The drive to ban mandated paid sick days

Source: Amy B. Dean, Al Jazeera America, May 6, 2014

Most Americans support sick days off, but corporate lobbyists are working hard to change their minds. …. Eleven states have enacted paid-sick-day pre-emption laws since 2011. New research from the National Partnership for Women and Families (NPWF) shows that six more states are considering kill-shot bills. The NPWF has found that some of these bills have even more extreme consequences than just banning paid-sick-day requirements: They would also prohibit local governments from increasing the minimum wage, imposing stiffer penalties for wage theft and enacting laws that could help employees assert their rights on the job. (An NPWF map of these pre-emption bills and laws is here.) It’s a game of legislative one-upmanship that could have serious public health consequences…..

State Employment Trends: Does a Low Tax/Right-to-Work/Low Minimum Wage Regime Correlate to Growth?

Source: Menzie Chinn, Econbrowser, April 21, 2014

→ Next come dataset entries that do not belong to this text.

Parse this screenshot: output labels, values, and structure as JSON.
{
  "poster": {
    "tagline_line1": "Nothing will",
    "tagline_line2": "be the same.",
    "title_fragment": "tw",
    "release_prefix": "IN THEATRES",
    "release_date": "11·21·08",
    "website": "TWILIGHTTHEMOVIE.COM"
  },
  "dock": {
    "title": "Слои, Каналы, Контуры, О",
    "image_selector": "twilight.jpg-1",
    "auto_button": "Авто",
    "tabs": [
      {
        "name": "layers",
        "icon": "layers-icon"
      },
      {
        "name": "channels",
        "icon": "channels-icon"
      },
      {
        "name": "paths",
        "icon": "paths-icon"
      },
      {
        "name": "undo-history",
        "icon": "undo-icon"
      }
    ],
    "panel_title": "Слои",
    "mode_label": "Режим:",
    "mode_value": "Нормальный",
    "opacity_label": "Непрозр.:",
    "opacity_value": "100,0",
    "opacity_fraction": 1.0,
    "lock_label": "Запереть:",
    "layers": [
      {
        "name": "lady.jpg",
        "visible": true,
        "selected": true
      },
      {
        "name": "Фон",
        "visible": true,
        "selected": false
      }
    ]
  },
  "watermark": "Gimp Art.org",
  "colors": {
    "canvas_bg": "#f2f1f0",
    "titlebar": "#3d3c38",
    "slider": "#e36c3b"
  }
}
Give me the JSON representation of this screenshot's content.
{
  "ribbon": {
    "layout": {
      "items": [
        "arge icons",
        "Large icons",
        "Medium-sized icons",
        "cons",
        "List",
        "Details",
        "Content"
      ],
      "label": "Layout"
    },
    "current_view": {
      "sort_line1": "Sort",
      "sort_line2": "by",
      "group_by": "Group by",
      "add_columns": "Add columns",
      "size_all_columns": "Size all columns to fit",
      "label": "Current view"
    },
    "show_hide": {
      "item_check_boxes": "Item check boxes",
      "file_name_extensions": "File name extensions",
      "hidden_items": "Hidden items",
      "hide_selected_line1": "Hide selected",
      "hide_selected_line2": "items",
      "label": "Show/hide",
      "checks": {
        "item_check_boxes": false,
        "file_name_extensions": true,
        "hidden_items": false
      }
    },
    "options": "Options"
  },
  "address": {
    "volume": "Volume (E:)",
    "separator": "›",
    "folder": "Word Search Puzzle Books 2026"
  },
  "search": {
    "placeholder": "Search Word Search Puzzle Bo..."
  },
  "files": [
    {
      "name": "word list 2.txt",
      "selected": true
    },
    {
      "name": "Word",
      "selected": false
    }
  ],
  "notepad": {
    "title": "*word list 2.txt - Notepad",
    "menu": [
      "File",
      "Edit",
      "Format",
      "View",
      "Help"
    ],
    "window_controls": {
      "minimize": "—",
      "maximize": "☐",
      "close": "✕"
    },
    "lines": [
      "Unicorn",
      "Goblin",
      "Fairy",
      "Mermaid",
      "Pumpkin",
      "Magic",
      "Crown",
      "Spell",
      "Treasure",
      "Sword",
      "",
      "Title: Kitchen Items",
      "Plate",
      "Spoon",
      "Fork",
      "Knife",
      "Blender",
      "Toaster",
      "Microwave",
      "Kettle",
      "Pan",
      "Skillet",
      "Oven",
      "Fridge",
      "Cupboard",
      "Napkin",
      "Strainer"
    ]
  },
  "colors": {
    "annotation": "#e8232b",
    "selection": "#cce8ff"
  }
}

It’s interesting how “pro-business” policies do not appear to be conducive to rapid employment growth. Employment in Governor Walker’s Wisconsin, as in Governor Brownback’s Kansas, has lagged behind that of the United States (and behind that of Governor Dayton’s Minnesota and Governor Brown’s California). …